> **About this exercise**:
The data below is to be output in full, unchanged.

> **Given data**:
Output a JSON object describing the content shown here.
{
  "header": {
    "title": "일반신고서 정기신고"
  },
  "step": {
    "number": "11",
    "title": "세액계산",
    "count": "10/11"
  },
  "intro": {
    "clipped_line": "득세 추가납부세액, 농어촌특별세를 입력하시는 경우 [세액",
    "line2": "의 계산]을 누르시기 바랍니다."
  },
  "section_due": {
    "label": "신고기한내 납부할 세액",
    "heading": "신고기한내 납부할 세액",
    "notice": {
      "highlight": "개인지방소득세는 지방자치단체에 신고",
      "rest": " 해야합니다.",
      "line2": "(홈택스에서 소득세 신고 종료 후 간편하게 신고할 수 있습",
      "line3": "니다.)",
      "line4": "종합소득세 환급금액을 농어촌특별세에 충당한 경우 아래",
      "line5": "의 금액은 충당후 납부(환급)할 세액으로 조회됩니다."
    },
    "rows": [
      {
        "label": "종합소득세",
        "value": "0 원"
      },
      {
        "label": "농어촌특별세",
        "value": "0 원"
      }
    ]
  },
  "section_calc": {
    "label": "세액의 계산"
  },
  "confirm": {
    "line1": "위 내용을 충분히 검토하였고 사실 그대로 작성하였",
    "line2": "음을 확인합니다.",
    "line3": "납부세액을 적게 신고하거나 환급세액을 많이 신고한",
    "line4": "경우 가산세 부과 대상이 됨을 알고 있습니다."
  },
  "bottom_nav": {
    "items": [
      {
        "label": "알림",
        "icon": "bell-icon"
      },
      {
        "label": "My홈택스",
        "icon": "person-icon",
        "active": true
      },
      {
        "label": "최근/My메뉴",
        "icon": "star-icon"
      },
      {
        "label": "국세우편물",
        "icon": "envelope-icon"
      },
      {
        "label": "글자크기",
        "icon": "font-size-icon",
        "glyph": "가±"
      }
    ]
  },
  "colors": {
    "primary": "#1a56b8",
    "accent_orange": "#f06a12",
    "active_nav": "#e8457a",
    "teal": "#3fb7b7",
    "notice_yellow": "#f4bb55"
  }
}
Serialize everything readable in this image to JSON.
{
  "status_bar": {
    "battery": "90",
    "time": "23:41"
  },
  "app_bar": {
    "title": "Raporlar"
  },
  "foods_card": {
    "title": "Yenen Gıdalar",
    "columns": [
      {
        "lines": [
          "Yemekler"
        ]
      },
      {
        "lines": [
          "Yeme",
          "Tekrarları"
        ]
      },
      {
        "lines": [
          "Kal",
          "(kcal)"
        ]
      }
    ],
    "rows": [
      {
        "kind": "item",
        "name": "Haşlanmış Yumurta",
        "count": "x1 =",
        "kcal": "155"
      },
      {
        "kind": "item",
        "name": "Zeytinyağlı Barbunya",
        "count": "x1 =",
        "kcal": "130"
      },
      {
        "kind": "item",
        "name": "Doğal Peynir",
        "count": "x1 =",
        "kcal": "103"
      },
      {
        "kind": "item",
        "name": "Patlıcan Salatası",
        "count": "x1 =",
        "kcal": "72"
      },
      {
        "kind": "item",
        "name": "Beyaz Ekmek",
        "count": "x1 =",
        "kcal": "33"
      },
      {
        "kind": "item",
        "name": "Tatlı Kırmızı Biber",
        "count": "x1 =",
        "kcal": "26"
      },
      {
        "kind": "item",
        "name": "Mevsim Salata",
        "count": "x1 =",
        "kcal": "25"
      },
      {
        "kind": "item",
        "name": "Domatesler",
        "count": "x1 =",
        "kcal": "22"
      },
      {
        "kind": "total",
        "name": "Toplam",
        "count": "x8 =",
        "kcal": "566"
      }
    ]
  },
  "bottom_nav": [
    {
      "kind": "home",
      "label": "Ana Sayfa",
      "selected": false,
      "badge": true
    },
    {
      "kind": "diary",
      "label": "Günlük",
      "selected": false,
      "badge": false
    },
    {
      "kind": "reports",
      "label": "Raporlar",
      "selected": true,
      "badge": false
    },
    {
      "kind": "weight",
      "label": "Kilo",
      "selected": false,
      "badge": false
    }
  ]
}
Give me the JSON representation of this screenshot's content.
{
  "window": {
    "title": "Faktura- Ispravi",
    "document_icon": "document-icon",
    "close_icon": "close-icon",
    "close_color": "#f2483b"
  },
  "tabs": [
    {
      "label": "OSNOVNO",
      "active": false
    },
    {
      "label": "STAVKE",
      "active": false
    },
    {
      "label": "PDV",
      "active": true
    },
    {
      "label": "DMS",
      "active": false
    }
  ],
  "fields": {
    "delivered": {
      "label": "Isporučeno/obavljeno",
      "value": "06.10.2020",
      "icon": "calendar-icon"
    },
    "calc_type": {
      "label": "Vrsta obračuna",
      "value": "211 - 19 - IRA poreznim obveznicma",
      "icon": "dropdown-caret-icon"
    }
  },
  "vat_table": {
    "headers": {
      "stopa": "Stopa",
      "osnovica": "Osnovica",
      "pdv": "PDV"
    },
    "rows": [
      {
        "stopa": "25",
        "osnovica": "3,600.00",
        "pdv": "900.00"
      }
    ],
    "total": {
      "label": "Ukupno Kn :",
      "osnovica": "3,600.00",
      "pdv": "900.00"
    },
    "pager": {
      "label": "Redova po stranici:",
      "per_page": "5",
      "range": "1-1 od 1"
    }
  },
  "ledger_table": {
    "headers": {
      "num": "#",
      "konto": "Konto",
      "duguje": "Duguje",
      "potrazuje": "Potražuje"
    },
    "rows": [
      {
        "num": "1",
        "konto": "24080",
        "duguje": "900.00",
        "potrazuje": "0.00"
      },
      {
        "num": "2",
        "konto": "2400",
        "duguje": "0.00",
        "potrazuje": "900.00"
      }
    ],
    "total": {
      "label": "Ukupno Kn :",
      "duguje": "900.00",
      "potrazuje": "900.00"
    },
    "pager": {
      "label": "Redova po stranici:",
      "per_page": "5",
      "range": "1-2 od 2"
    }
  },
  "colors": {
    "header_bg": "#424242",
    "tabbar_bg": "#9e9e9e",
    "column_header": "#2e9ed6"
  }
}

> **Output for this exercise**:
Output a JSON object describing the content shown here.
{
  "header": {
    "title": "일반신고서 정기신고"
  },
  "step": {
    "number": "11",
    "title": "세액계산",
    "count": "10/11"
  },
  "intro": {
    "clipped_line": "득세 추가납부세액, 농어촌특별세를 입력하시는 경우 [세액",
    "line2": "의 계산]을 누르시기 바랍니다."
  },
  "section_due": {
    "label": "신고기한내 납부할 세액",
    "heading": "신고기한내 납부할 세액",
    "notice": {
      "highlight": "개인지방소득세는 지방자치단체에 신고",
      "rest": " 해야합니다.",
      "line2": "(홈택스에서 소득세 신고 종료 후 간편하게 신고할 수 있습",
      "line3": "니다.)",
      "line4": "종합소득세 환급금액을 농어촌특별세에 충당한 경우 아래",
      "line5": "의 금액은 충당후 납부(환급)할 세액으로 조회됩니다."
    },
    "rows": [
      {
        "label": "종합소득세",
        "value": "0 원"
      },
      {
        "label": "농어촌특별세",
        "value": "0 원"
      }
    ]
  },
  "section_calc": {
    "label": "세액의 계산"
  },
  "confirm": {
    "line1": "위 내용을 충분히 검토하였고 사실 그대로 작성하였",
    "line2": "음을 확인합니다.",
    "line3": "납부세액을 적게 신고하거나 환급세액을 많이 신고한",
    "line4": "경우 가산세 부과 대상이 됨을 알고 있습니다."
  },
  "bottom_nav": {
    "items": [
      {
        "label": "알림",
        "icon": "bell-icon"
      },
      {
        "label": "My홈택스",
        "icon": "person-icon",
        "active": true
      },
      {
        "label": "최근/My메뉴",
        "icon": "star-icon"
      },
      {
        "label": "국세우편물",
        "icon": "envelope-icon"
      },
      {
        "label": "글자크기",
        "icon": "font-size-icon",
        "glyph": "가±"
      }
    ]
  },
  "colors": {
    "primary": "#1a56b8",
    "accent_orange": "#f06a12",
    "active_nav": "#e8457a",
    "teal": "#3fb7b7",
    "notice_yellow": "#f4bb55"
  }
}
Serialize everything readable in this image to JSON.
{
  "status_bar": {
    "battery": "90",
    "time": "23:41"
  },
  "app_bar": {
    "title": "Raporlar"
  },
  "foods_card": {
    "title": "Yenen Gıdalar",
    "columns": [
      {
        "lines": [
          "Yemekler"
        ]
      },
      {
        "lines": [
          "Yeme",
          "Tekrarları"
        ]
      },
      {
        "lines": [
          "Kal",
          "(kcal)"
        ]
      }
    ],
    "rows": [
      {
        "kind": "item",
        "name": "Haşlanmış Yumurta",
        "count": "x1 =",
        "kcal": "155"
      },
      {
        "kind": "item",
        "name": "Zeytinyağlı Barbunya",
        "count": "x1 =",
        "kcal": "130"
      },
      {
        "kind": "item",
        "name": "Doğal Peynir",
        "count": "x1 =",
        "kcal": "103"
      },
      {
        "kind": "item",
        "name": "Patlıcan Salatası",
        "count": "x1 =",
        "kcal": "72"
      },
      {
        "kind": "item",
        "name": "Beyaz Ekmek",
        "count": "x1 =",
        "kcal": "33"
      },
      {
        "kind": "item",
        "name": "Tatlı Kırmızı Biber",
        "count": "x1 =",
        "kcal": "26"
      },
      {
        "kind": "item",
        "name": "Mevsim Salata",
        "count": "x1 =",
        "kcal": "25"
      },
      {
        "kind": "item",
        "name": "Domatesler",
        "count": "x1 =",
        "kcal": "22"
      },
      {
        "kind": "total",
        "name": "Toplam",
        "count": "x8 =",
        "kcal": "566"
      }
    ]
  },
  "bottom_nav": [
    {
      "kind": "home",
      "label": "Ana Sayfa",
      "selected": false,
      "badge": true
    },
    {
      "kind": "diary",
      "label": "Günlük",
      "selected": false,
      "badge": false
    },
    {
      "kind": "reports",
      "label": "Raporlar",
      "selected": true,
      "badge": false
    },
    {
      "kind": "weight",
      "label": "Kilo",
      "selected": false,
      "badge": false
    }
  ]
}
Give me the JSON representation of this screenshot's content.
{
  "window": {
    "title": "Faktura- Ispravi",
    "document_icon": "document-icon",
    "close_icon": "close-icon",
    "close_color": "#f2483b"
  },
  "tabs": [
    {
      "label": "OSNOVNO",
      "active": false
    },
    {
      "label": "STAVKE",
      "active": false
    },
    {
      "label": "PDV",
      "active": true
    },
    {
      "label": "DMS",
      "active": false
    }
  ],
  "fields": {
    "delivered": {
      "label": "Isporučeno/obavljeno",
      "value": "06.10.2020",
      "icon": "calendar-icon"
    },
    "calc_type": {
      "label": "Vrsta obračuna",
      "value": "211 - 19 - IRA poreznim obveznicma",
      "icon": "dropdown-caret-icon"
    }
  },
  "vat_table": {
    "headers": {
      "stopa": "Stopa",
      "osnovica": "Osnovica",
      "pdv": "PDV"
    },
    "rows": [
      {
        "stopa": "25",
        "osnovica": "3,600.00",
        "pdv": "900.00"
      }
    ],
    "total": {
      "label": "Ukupno Kn :",
      "osnovica": "3,600.00",
      "pdv": "900.00"
    },
    "pager": {
      "label": "Redova po stranici:",
      "per_page": "5",
      "range": "1-1 od 1"
    }
  },
  "ledger_table": {
    "headers": {
      "num": "#",
      "konto": "Konto",
      "duguje": "Duguje",
      "potrazuje": "Potražuje"
    },
    "rows": [
      {
        "num": "1",
        "konto": "24080",
        "duguje": "900.00",
        "potrazuje": "0.00"
      },
      {
        "num": "2",
        "konto": "2400",
        "duguje": "0.00",
        "potrazuje": "900.00"
      }
    ],
    "total": {
      "label": "Ukupno Kn :",
      "duguje": "900.00",
      "potrazuje": "900.00"
    },
    "pager": {
      "label": "Redova po stranici:",
      "per_page": "5",
      "range": "1-2 od 2"
    }
  },
  "colors": {
    "header_bg": "#424242",
    "tabbar_bg": "#9e9e9e",
    "column_header": "#2e9ed6"
  }
}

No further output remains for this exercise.